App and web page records
◇ ◇ ◇
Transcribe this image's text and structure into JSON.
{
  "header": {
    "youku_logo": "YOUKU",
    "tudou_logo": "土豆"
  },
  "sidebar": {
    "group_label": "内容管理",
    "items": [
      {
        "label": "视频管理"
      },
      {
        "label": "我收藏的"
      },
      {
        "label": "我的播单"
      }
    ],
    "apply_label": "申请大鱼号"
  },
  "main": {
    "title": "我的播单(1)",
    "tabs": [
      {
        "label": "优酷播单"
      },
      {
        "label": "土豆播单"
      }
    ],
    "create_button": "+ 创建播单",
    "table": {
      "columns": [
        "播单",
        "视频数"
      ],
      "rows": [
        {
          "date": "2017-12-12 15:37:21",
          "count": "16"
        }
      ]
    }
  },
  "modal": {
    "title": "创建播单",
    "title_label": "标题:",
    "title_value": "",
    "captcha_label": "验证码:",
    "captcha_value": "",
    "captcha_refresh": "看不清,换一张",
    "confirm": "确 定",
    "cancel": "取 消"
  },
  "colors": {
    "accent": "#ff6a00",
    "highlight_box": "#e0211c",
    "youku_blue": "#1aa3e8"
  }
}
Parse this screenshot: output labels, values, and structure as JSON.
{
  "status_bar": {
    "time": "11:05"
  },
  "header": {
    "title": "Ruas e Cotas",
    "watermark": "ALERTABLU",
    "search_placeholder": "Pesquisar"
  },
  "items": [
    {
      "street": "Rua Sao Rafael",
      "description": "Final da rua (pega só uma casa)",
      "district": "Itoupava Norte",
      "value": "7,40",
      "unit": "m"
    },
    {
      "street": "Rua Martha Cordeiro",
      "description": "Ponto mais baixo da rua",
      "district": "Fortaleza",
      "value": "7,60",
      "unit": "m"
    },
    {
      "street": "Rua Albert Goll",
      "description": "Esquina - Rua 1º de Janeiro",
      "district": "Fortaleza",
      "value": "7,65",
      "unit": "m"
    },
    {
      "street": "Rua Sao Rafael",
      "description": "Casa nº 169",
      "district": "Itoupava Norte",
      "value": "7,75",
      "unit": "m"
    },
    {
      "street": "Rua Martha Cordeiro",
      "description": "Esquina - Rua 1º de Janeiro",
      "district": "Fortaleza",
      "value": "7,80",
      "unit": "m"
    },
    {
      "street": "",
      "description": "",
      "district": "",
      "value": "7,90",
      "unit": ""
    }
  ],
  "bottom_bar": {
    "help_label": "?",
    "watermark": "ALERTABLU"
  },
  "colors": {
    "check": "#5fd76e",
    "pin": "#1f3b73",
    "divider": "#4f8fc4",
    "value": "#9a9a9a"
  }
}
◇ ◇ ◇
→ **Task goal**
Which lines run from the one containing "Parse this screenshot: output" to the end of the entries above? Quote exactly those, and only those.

→ **Solution to this exercise**
Parse this screenshot: output labels, values, and structure as JSON.
{
  "status_bar": {
    "time": "11:05"
  },
  "header": {
    "title": "Ruas e Cotas",
    "watermark": "ALERTABLU",
    "search_placeholder": "Pesquisar"
  },
  "items": [
    {
      "street": "Rua Sao Rafael",
      "description": "Final da rua (pega só uma casa)",
      "district": "Itoupava Norte",
      "value": "7,40",
      "unit": "m"
    },
    {
      "street": "Rua Martha Cordeiro",
      "description": "Ponto mais baixo da rua",
      "district": "Fortaleza",
      "value": "7,60",
      "unit": "m"
    },
    {
      "street": "Rua Albert Goll",
      "description": "Esquina - Rua 1º de Janeiro",
      "district": "Fortaleza",
      "value": "7,65",
      "unit": "m"
    },
    {
      "street": "Rua Sao Rafael",
      "description": "Casa nº 169",
      "district": "Itoupava Norte",
      "value": "7,75",
      "unit": "m"
    },
    {
      "street": "Rua Martha Cordeiro",
      "description": "Esquina - Rua 1º de Janeiro",
      "district": "Fortaleza",
      "value": "7,80",
      "unit": "m"
    },
    {
      "street": "",
      "description": "",
      "district": "",
      "value": "7,90",
      "unit": ""
    }
  ],
  "bottom_bar": {
    "help_label": "?",
    "watermark": "ALERTABLU"
  },
  "colors": {
    "check": "#5fd76e",
    "pin": "#1f3b73",
    "divider": "#4f8fc4",
    "value": "#9a9a9a"
  }
}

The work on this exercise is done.